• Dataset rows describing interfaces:
[Start of Attachment]

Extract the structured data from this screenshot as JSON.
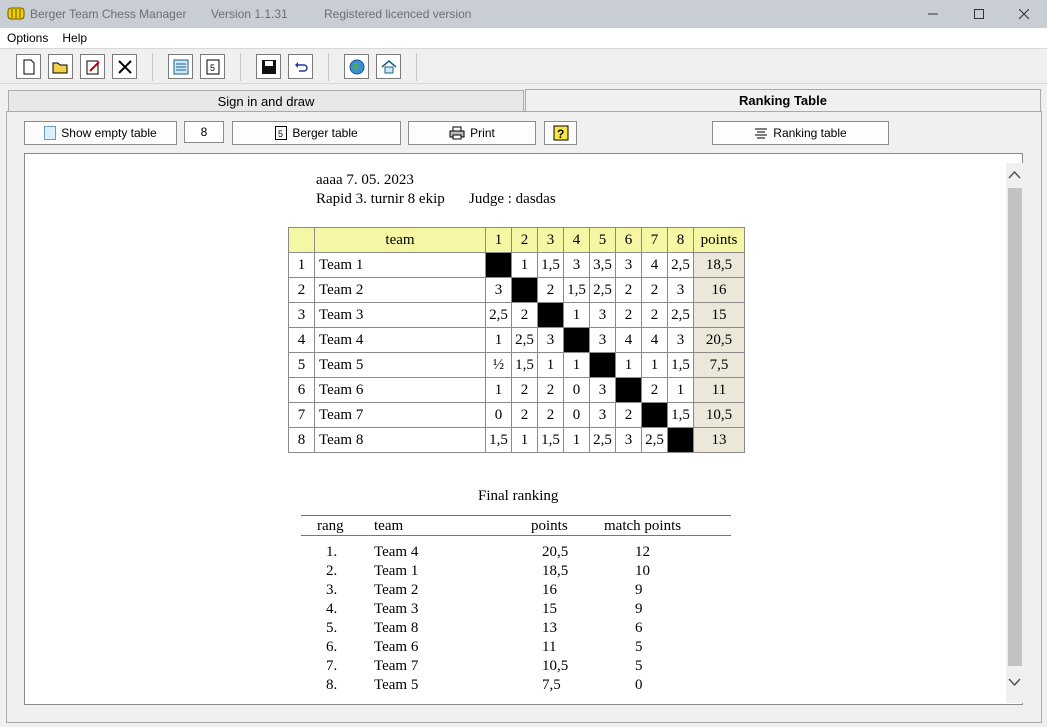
{
  "window": {
    "app_name": "Berger Team Chess Manager",
    "version": "Version 1.1.31",
    "license": "Registered licenced version"
  },
  "menu": [
    "Options",
    "Help"
  ],
  "tabs": {
    "sign_in": "Sign in and draw",
    "ranking": "Ranking Table"
  },
  "buttons": {
    "show_empty": "Show empty table",
    "teams_count": "8",
    "berger": "Berger table",
    "print": "Print",
    "ranking": "Ranking table"
  },
  "report": {
    "line1": "aaaa 7. 05. 2023",
    "line2": "Rapid 3. turnir 8 ekip",
    "judge": "Judge : dasdas"
  },
  "crosstable": {
    "team_header": "team",
    "round_headers": [
      "1",
      "2",
      "3",
      "4",
      "5",
      "6",
      "7",
      "8"
    ],
    "points_header": "points",
    "rows": [
      {
        "no": "1",
        "team": "Team 1",
        "results": [
          "",
          "1",
          "1,5",
          "3",
          "3,5",
          "3",
          "4",
          "2,5"
        ],
        "points": "18,5"
      },
      {
        "no": "2",
        "team": "Team 2",
        "results": [
          "3",
          "",
          "2",
          "1,5",
          "2,5",
          "2",
          "2",
          "3"
        ],
        "points": "16"
      },
      {
        "no": "3",
        "team": "Team 3",
        "results": [
          "2,5",
          "2",
          "",
          "1",
          "3",
          "2",
          "2",
          "2,5"
        ],
        "points": "15"
      },
      {
        "no": "4",
        "team": "Team 4",
        "results": [
          "1",
          "2,5",
          "3",
          "",
          "3",
          "4",
          "4",
          "3"
        ],
        "points": "20,5"
      },
      {
        "no": "5",
        "team": "Team 5",
        "results": [
          "½",
          "1,5",
          "1",
          "1",
          "",
          "1",
          "1",
          "1,5"
        ],
        "points": "7,5"
      },
      {
        "no": "6",
        "team": "Team 6",
        "results": [
          "1",
          "2",
          "2",
          "0",
          "3",
          "",
          "2",
          "1"
        ],
        "points": "11"
      },
      {
        "no": "7",
        "team": "Team 7",
        "results": [
          "0",
          "2",
          "2",
          "0",
          "3",
          "2",
          "",
          "1,5"
        ],
        "points": "10,5"
      },
      {
        "no": "8",
        "team": "Team 8",
        "results": [
          "1,5",
          "1",
          "1,5",
          "1",
          "2,5",
          "3",
          "2,5",
          ""
        ],
        "points": "13"
      }
    ]
  },
  "final_ranking": {
    "title": "Final ranking",
    "headers": {
      "rang": "rang",
      "team": "team",
      "points": "points",
      "match_points": "match points"
    },
    "rows": [
      {
        "rang": "1.",
        "team": "Team 4",
        "points": "20,5",
        "mp": "12"
      },
      {
        "rang": "2.",
        "team": "Team 1",
        "points": "18,5",
        "mp": "10"
      },
      {
        "rang": "3.",
        "team": "Team 2",
        "points": "16",
        "mp": "9"
      },
      {
        "rang": "4.",
        "team": "Team 3",
        "points": "15",
        "mp": "9"
      },
      {
        "rang": "5.",
        "team": "Team 8",
        "points": "13",
        "mp": "6"
      },
      {
        "rang": "6.",
        "team": "Team 6",
        "points": "11",
        "mp": "5"
      },
      {
        "rang": "7.",
        "team": "Team 7",
        "points": "10,5",
        "mp": "5"
      },
      {
        "rang": "8.",
        "team": "Team 5",
        "points": "7,5",
        "mp": "0"
      }
    ]
  }
}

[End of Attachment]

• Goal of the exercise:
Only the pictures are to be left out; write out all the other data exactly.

• Result below:
Extract the structured data from this screenshot as JSON.
{
  "window": {
    "app_name": "Berger Team Chess Manager",
    "version": "Version 1.1.31",
    "license": "Registered licenced version"
  },
  "menu": [
    "Options",
    "Help"
  ],
  "tabs": {
    "sign_in": "Sign in and draw",
    "ranking": "Ranking Table"
  },
  "buttons": {
    "show_empty": "Show empty table",
    "teams_count": "8",
    "berger": "Berger table",
    "print": "Print",
    "ranking": "Ranking table"
  },
  "report": {
    "line1": "aaaa 7. 05. 2023",
    "line2": "Rapid 3. turnir 8 ekip",
    "judge": "Judge : dasdas"
  },
  "crosstable": {
    "team_header": "team",
    "round_headers": [
      "1",
      "2",
      "3",
      "4",
      "5",
      "6",
      "7",
      "8"
    ],
    "points_header": "points",
    "rows": [
      {
        "no": "1",
        "team": "Team 1",
        "results": [
          "",
          "1",
          "1,5",
          "3",
          "3,5",
          "3",
          "4",
          "2,5"
        ],
        "points": "18,5"
      },
      {
        "no": "2",
        "team": "Team 2",
        "results": [
          "3",
          "",
          "2",
          "1,5",
          "2,5",
          "2",
          "2",
          "3"
        ],
        "points": "16"
      },
      {
        "no": "3",
        "team": "Team 3",
        "results": [
          "2,5",
          "2",
          "",
          "1",
          "3",
          "2",
          "2",
          "2,5"
        ],
        "points": "15"
      },
      {
        "no": "4",
        "team": "Team 4",
        "results": [
          "1",
          "2,5",
          "3",
          "",
          "3",
          "4",
          "4",
          "3"
        ],
        "points": "20,5"
      },
      {
        "no": "5",
        "team": "Team 5",
        "results": [
          "½",
          "1,5",
          "1",
          "1",
          "",
          "1",
          "1",
          "1,5"
        ],
        "points": "7,5"
      },
      {
        "no": "6",
        "team": "Team 6",
        "results": [
          "1",
          "2",
          "2",
          "0",
          "3",
          "",
          "2",
          "1"
        ],
        "points": "11"
      },
      {
        "no": "7",
        "team": "Team 7",
        "results": [
          "0",
          "2",
          "2",
          "0",
          "3",
          "2",
          "",
          "1,5"
        ],
        "points": "10,5"
      },
      {
        "no": "8",
        "team": "Team 8",
        "results": [
          "1,5",
          "1",
          "1,5",
          "1",
          "2,5",
          "3",
          "2,5",
          ""
        ],
        "points": "13"
      }
    ]
  },
  "final_ranking": {
    "title": "Final ranking",
    "headers": {
      "rang": "rang",
      "team": "team",
      "points": "points",
      "match_points": "match points"
    },
    "rows": [
      {
        "rang": "1.",
        "team": "Team 4",
        "points": "20,5",
        "mp": "12"
      },
      {
        "rang": "2.",
        "team": "Team 1",
        "points": "18,5",
        "mp": "10"
      },
      {
        "rang": "3.",
        "team": "Team 2",
        "points": "16",
        "mp": "9"
      },
      {
        "rang": "4.",
        "team": "Team 3",
        "points": "15",
        "mp": "9"
      },
      {
        "rang": "5.",
        "team": "Team 8",
        "points": "13",
        "mp": "6"
      },
      {
        "rang": "6.",
        "team": "Team 6",
        "points": "11",
        "mp": "5"
      },
      {
        "rang": "7.",
        "team": "Team 7",
        "points": "10,5",
        "mp": "5"
      },
      {
        "rang": "8.",
        "team": "Team 5",
        "points": "7,5",
        "mp": "0"
      }
    ]
  }
}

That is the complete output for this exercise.